═════ MATERIAL PROVIDED ═════

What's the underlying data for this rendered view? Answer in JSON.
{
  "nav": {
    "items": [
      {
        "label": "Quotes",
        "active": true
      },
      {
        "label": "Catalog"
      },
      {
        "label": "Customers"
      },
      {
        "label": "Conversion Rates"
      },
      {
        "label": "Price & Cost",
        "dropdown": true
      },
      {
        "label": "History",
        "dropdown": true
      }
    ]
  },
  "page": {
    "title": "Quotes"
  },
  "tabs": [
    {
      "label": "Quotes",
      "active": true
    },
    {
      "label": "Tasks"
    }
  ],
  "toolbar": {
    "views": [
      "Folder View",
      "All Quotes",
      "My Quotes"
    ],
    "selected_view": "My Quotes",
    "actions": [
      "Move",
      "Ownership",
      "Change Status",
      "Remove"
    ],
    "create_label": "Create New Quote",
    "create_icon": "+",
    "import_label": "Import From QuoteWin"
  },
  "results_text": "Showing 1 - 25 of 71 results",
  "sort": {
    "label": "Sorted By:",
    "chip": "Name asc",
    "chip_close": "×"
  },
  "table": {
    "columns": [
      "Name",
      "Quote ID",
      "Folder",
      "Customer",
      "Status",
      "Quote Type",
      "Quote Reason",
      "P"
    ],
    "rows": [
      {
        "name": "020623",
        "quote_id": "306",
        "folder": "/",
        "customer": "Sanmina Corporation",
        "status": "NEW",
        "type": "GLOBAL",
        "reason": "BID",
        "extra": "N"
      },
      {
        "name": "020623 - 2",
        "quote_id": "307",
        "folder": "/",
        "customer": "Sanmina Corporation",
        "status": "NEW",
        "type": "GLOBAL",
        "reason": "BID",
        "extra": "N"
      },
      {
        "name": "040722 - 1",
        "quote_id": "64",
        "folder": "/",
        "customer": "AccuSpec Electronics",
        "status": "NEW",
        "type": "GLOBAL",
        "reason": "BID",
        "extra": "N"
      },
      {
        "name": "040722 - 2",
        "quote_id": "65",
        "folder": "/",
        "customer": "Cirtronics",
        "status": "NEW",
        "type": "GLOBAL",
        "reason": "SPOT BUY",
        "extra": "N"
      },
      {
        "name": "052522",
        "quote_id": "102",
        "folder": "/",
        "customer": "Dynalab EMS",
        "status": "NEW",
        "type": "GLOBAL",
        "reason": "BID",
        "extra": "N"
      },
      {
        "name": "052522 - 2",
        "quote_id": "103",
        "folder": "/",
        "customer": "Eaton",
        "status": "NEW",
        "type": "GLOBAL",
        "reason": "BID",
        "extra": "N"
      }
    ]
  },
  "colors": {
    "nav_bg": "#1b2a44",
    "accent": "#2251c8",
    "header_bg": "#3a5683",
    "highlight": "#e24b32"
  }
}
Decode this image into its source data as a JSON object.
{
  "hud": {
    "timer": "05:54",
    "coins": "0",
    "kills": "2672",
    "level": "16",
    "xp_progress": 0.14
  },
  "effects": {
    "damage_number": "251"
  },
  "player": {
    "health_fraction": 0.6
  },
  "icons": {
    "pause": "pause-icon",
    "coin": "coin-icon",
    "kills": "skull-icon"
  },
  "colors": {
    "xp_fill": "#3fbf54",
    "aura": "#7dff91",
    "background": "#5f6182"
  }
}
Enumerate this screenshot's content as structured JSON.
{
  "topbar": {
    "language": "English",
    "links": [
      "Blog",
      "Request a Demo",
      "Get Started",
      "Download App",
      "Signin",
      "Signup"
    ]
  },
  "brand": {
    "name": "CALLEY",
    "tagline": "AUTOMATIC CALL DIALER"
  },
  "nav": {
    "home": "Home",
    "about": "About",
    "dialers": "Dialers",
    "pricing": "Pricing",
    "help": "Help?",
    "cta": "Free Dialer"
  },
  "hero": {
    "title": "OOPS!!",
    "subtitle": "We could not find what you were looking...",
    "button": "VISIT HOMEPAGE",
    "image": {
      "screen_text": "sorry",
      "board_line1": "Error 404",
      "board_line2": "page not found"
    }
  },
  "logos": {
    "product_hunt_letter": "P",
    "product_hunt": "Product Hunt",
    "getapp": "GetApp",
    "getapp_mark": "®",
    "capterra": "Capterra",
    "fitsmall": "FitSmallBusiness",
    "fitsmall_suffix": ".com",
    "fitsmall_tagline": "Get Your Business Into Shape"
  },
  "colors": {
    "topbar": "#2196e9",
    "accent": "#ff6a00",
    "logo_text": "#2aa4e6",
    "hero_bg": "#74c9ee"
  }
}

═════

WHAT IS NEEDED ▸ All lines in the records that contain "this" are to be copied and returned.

RESPONSE TO THE EXERCISE ▸
What's the underlying data for this rendered view? Answer in JSON.
Decode this image into its source data as a JSON object.
Enumerate this screenshot's content as structured JSON.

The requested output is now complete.